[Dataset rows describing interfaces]

- - - - -

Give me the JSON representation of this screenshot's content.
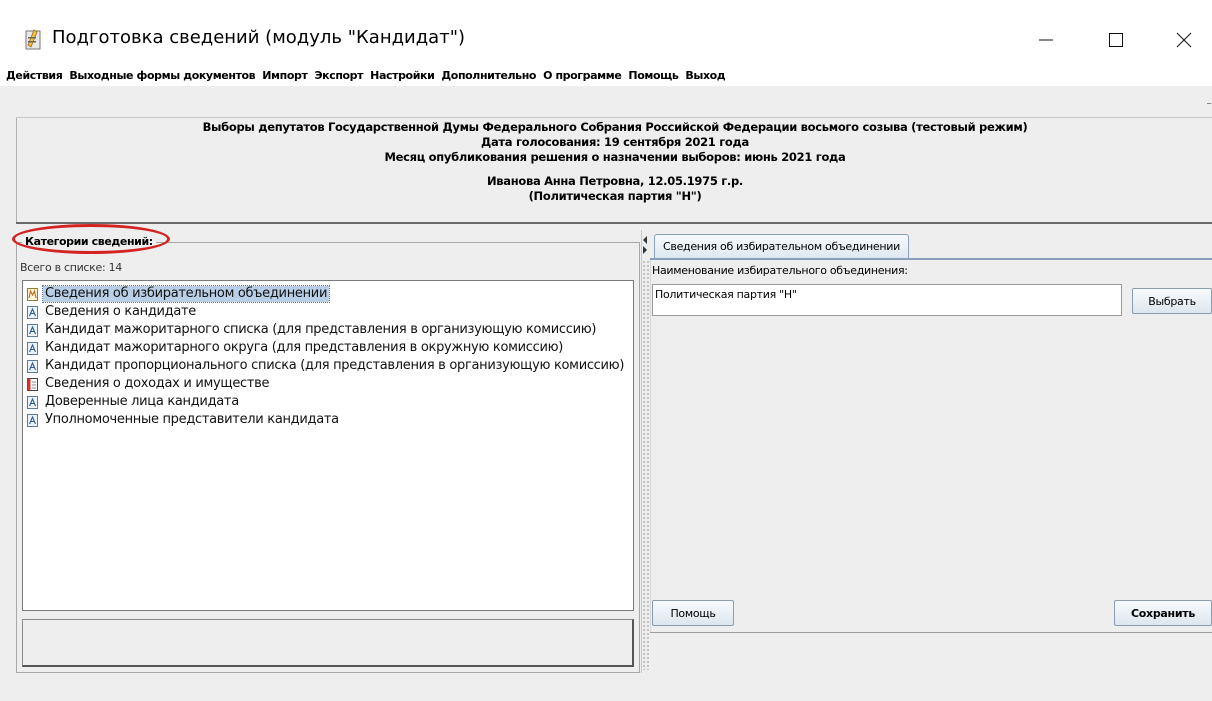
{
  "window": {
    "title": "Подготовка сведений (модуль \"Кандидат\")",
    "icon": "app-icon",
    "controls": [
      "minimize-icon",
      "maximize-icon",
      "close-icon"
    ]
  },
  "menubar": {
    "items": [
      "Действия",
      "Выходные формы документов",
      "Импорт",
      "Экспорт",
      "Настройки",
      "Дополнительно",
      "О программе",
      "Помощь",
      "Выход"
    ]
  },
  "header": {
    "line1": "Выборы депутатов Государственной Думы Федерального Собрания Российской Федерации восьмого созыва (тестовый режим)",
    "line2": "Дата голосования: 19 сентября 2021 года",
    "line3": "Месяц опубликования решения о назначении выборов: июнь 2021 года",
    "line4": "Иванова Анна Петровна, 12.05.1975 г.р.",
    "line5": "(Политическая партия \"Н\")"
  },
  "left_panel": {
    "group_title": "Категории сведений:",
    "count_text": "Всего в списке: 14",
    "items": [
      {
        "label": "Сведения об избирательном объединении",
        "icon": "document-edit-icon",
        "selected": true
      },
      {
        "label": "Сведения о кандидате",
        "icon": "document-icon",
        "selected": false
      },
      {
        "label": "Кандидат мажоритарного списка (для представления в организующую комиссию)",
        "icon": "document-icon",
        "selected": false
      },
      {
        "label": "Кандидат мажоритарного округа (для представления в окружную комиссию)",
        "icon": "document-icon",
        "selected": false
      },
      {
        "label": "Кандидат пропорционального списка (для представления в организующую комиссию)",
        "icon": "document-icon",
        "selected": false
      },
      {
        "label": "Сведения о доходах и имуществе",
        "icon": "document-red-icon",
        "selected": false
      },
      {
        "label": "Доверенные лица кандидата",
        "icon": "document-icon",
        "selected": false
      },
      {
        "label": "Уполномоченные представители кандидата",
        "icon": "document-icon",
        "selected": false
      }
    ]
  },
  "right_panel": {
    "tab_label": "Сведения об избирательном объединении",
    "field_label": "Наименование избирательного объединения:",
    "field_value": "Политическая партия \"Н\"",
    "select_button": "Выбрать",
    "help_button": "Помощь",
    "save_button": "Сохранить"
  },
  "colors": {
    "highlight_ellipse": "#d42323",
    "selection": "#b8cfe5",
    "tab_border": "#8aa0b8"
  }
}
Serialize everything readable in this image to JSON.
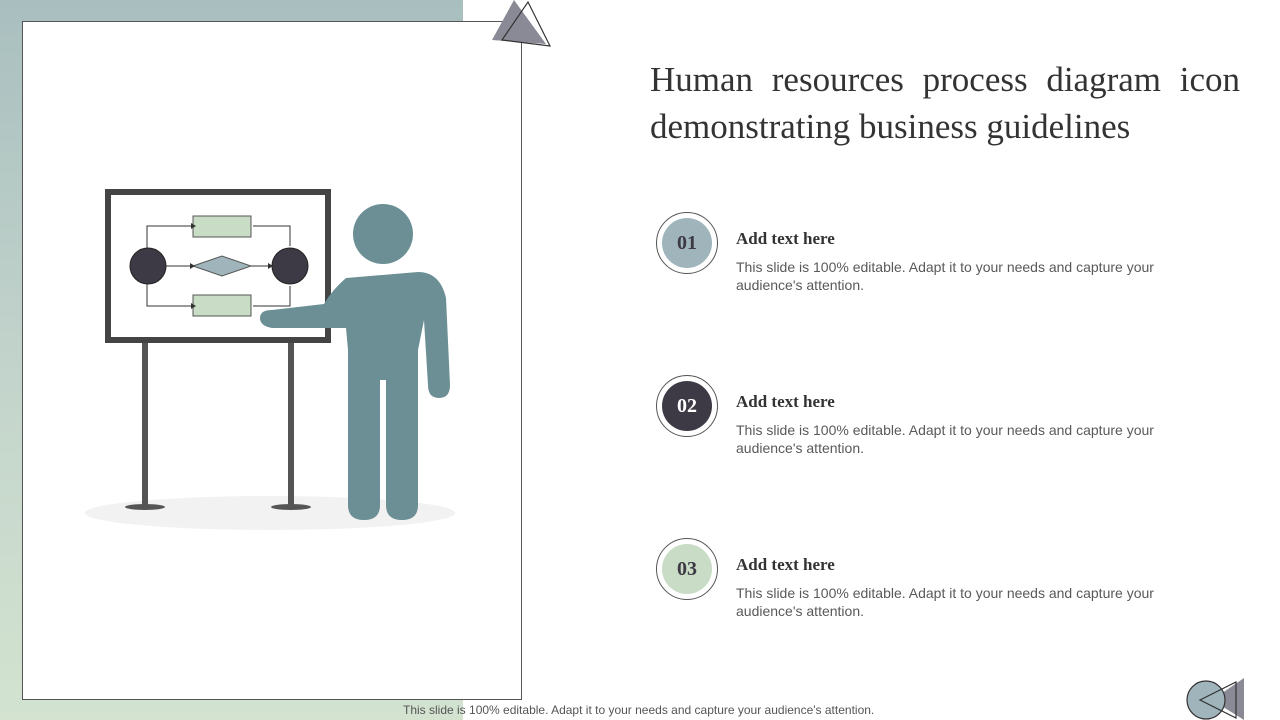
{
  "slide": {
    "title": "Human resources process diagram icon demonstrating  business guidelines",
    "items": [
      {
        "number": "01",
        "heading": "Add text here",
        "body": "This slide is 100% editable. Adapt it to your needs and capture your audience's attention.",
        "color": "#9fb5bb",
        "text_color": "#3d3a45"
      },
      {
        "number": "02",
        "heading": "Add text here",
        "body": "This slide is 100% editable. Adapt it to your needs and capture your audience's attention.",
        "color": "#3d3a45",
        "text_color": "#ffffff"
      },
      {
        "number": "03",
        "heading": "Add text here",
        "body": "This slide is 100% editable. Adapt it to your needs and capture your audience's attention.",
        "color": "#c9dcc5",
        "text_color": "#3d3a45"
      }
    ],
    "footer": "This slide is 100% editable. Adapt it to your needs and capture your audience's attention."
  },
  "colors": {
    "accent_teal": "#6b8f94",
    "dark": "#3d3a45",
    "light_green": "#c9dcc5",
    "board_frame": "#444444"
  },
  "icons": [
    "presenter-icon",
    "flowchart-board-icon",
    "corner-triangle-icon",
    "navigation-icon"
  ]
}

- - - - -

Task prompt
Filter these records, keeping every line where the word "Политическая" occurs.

Result
    "line5": "(Политическая партия \"Н\")"
    "field_value": "Политическая партия \"Н\"",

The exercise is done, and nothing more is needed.